Heritage Western Cape have revealed that the building which housed the Noon Gun Tea Room before its closure, was once a safe house for those opposing apartheid.
After an application to demolish the building was lodged, the Bo-Kaap Civic and Ratepayers’ Association (BKCRA) set out to establish whether the venue had historical significance.
The application proposed to demolish the tea room to make way for a development comprising a six-bedroom guest house, as well as smaller cottages and houses on the erf behind the tea room. Landscaped gardens, a vegetable garden and terraces will surround the property.
The BKCRA objected to the demolition application and sent out a survey asking residents to provide the association with photos, stories and memories relating to the Noon Gun Tea Room in an attempt to establish its historical significance.
When Atlantic Sun did some asking around, chief executive officer for Heritage Western Cape, Mxolisi Dlamuka, confirmed the building did, in fact, have heritage significance as it had been built more than 60 years ago and had, in the 1980s, along with other Bo-Kaap homes, served as a hide-out for anti-apartheid activists.
“It was considered one of the many safe houses and in 1994, Zainie Misbach qualified as a tour guide and offered tourists an introduction to significant landmarks and activities in Bo-Kaap including entertaining the guests with refreshments in the family garden.
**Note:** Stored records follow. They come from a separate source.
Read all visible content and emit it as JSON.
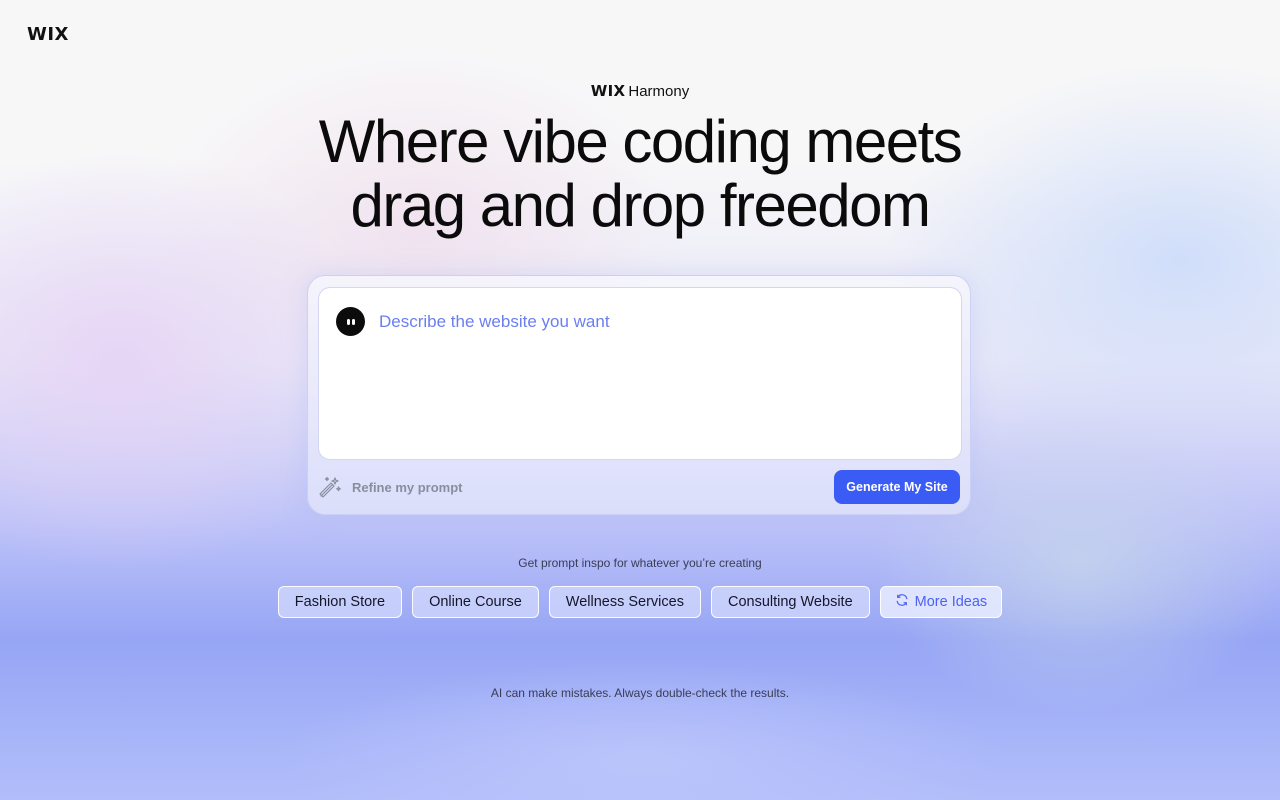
{
  "header": {
    "logo_text": "WIX"
  },
  "brand": {
    "name": "WIX",
    "product": "Harmony"
  },
  "headline": {
    "line1": "Where vibe coding meets",
    "line2": "drag and drop freedom"
  },
  "prompt": {
    "placeholder": "Describe the website you want",
    "value": "",
    "refine_label": "Refine my prompt",
    "refine_icon": "magic-wand-icon",
    "avatar_icon": "assistant-avatar-icon",
    "generate_label": "Generate My Site"
  },
  "inspo": {
    "label": "Get prompt inspo for whatever you’re creating",
    "chips": [
      "Fashion Store",
      "Online Course",
      "Wellness Services",
      "Consulting Website"
    ],
    "more_label": "More Ideas",
    "more_icon": "refresh-icon"
  },
  "footer": {
    "disclaimer": "AI can make mistakes. Always double-check the results."
  },
  "colors": {
    "accent": "#3b5bf5",
    "placeholder": "#6b7ef0",
    "more_ideas": "#4c62f2"
  }
}
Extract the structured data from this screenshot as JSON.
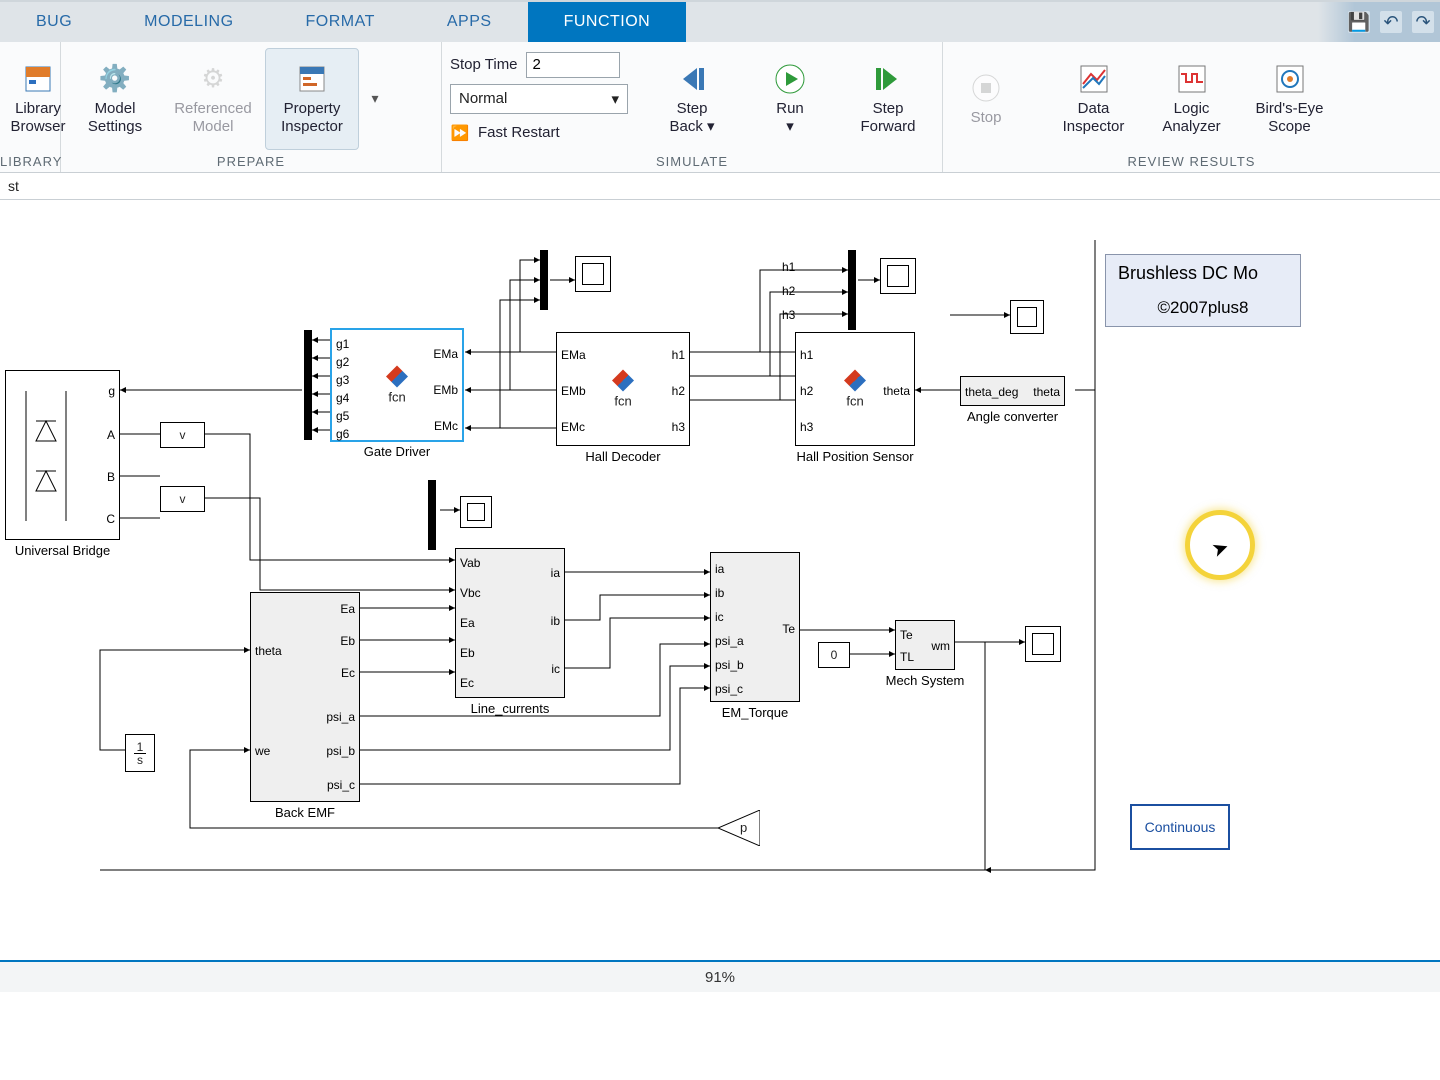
{
  "tabs": {
    "items": [
      "BUG",
      "MODELING",
      "FORMAT",
      "APPS",
      "FUNCTION"
    ],
    "active_index": 4
  },
  "titlebar_tools": {
    "save_icon": "save-icon",
    "undo_icon": "undo-icon",
    "redo_icon": "redo-icon"
  },
  "ribbon": {
    "library": {
      "label": "LIBRARY",
      "lib_browser_line1": "Library",
      "lib_browser_line2": "Browser"
    },
    "prepare": {
      "label": "PREPARE",
      "model_settings_line1": "Model",
      "model_settings_line2": "Settings",
      "ref_model_line1": "Referenced",
      "ref_model_line2": "Model",
      "prop_insp_line1": "Property",
      "prop_insp_line2": "Inspector"
    },
    "simulate": {
      "label": "SIMULATE",
      "stop_time_label": "Stop Time",
      "stop_time_value": "2",
      "mode_value": "Normal",
      "fast_restart": "Fast Restart",
      "step_back_line1": "Step",
      "step_back_line2": "Back",
      "run": "Run",
      "step_fwd_line1": "Step",
      "step_fwd_line2": "Forward",
      "stop": "Stop"
    },
    "review": {
      "label": "REVIEW RESULTS",
      "data_insp_line1": "Data",
      "data_insp_line2": "Inspector",
      "logic_line1": "Logic",
      "logic_line2": "Analyzer",
      "birds_line1": "Bird's-Eye",
      "birds_line2": "Scope"
    }
  },
  "pathbar": {
    "text": "st"
  },
  "blocks": {
    "universal_bridge": {
      "label": "Universal Bridge",
      "ports_right": [
        "g",
        "A",
        "B",
        "C"
      ]
    },
    "gate_driver": {
      "label": "Gate Driver",
      "fcn": "fcn",
      "ports_left": [
        "g1",
        "g2",
        "g3",
        "g4",
        "g5",
        "g6"
      ],
      "ports_right": [
        "EMa",
        "EMb",
        "EMc"
      ]
    },
    "hall_decoder": {
      "label": "Hall Decoder",
      "fcn": "fcn",
      "ports_left": [
        "EMa",
        "EMb",
        "EMc"
      ],
      "ports_right": [
        "h1",
        "h2",
        "h3"
      ]
    },
    "hall_pos": {
      "label": "Hall Position Sensor",
      "fcn": "fcn",
      "ports_left": [
        "h1",
        "h2",
        "h3"
      ],
      "ports_right": [
        "theta"
      ]
    },
    "angle_conv": {
      "label": "Angle converter",
      "ports": {
        "left": "theta_deg",
        "right": "theta"
      }
    },
    "hall_signals": [
      "h1",
      "h2",
      "h3"
    ],
    "back_emf": {
      "label": "Back EMF",
      "ports_left": [
        "theta",
        "we"
      ],
      "ports_right": [
        "Ea",
        "Eb",
        "Ec",
        "psi_a",
        "psi_b",
        "psi_c"
      ]
    },
    "line_currents": {
      "label": "Line_currents",
      "ports_left": [
        "Vab",
        "Vbc",
        "Ea",
        "Eb",
        "Ec"
      ],
      "ports_right": [
        "ia",
        "ib",
        "ic"
      ]
    },
    "em_torque": {
      "label": "EM_Torque",
      "ports_left": [
        "ia",
        "ib",
        "ic",
        "psi_a",
        "psi_b",
        "psi_c"
      ],
      "ports_right": [
        "Te"
      ]
    },
    "mech": {
      "label": "Mech System",
      "ports_left": [
        "Te",
        "TL"
      ],
      "ports_right": [
        "wm"
      ]
    },
    "const0": "0",
    "integrator": "1\ns",
    "gain_p": "p",
    "vmeas": "v",
    "annot_line1": "Brushless DC Mo",
    "annot_line2": "©2007plus8",
    "powergui": "Continuous"
  },
  "statusbar": {
    "zoom": "91%"
  }
}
“The space was inadequate and so the front rooms and balcony were extended to accommodate up to 100 customers. This was the birth of the Noon Gun restaurant which ran for 18 years and eventually closed its doors in February 2013. The structure was since used as apartments,” said Mr Dlamuka.
He said the building had been altered and that much of the original structure had not been retained.
However, he said, because of its social significance the area should be commemorated and its history should be displayed on an information board or plaque.
But, there has been mixed reaction to the matter on the BKCRA Facebook page as some residents believe the venue has no historical value and urged the association to focus on other “more serious” matters.
Bo-Kaap resident, Ganief Galvaan, is one of them. He said the Misbach family closed the team room before the property was sold, and turned into separate apartments which were rented out.
“It was just another dilapidated house when it was sold. In fact, the property contains sections that were built illegally, even crossing its boundaries in places. How does this property constitute a Bo-Kaap heritage site?” he asked.
“How does this compare with what has been allowed to happen in Rose Street, Buitengracht Street, Wale Street, etc?
“I do believe Bo-Kaap has bigger threats that should get our attention. For example, the crime level in Bo-Kaap is spiralling out of control. The Kraal is a major drug den, and is attracting all the wrong characters into the area. Our history is not defined by buildings and material things, but by our lifestyle and culture,” said Mr Galvaan.
Bo-Kaap resident Fadia Moos added that the tea room had been mostly frequented by tourists but “never used by the community … so what memories has the community got to share?”
“In fact the tea room has never been long in existence and also it wasn’t part of the noon gun that is standing there for many, many years,” she said.
“There are seriously more important things in the community that needs attention.”
Prince Zaindeen echoed these sentiments, and pointed out that the BKCRA should turn its attention to objecting to the sale of properties in the area.
“Once property is sold, all heritage goes down the drain. My family lived in that house in Rose Street for over 50 years just for them to build a restaurant and completely change the face of the heritage of that block.”
BKCRA chairman, Osman Shaboodien said while he accepted that people had differing opinions, the organisation was trying to make sure all bases were covered and legal processes had been followed before the demolition was sanctioned.
“It’s our duty to find out all the facts, then we can make a decision. We stick to facts, people have their opinion, but we don’t get involved in mudslinging. A survey is being conducted (and) we’re hoping to gain some information out of this exercise on what took place years ago,” he said.
“There is no real written history in previously oppressed areas, only what people can say. Developers and experts look at one aspect of everything, they’re concerned about how fast they can erase the thing.
The project designer and shareholder, Gail Behr, said that the surrounding community had been welcoming towards the development and that the developers planned to rectify the previous owners’ encroachments onto Signal Hill, Parks Board land and Longmarket Street.
“My partners and I are extremely community-minded people. We are as opposed as other members of the Bo-Kaap community to greedy developments and do not wish to be tarred by the same brush as the development on Rose Street. We hope to be begin groundworks and repair and planting very soon and, weather permitting, we hope that (the development) will be completed by 2019,” said Ms Behr.
The period for public comment closes on Wednesday July 12. Residents who would like to have their say can email the BKCRA at firstname.lastname@example.org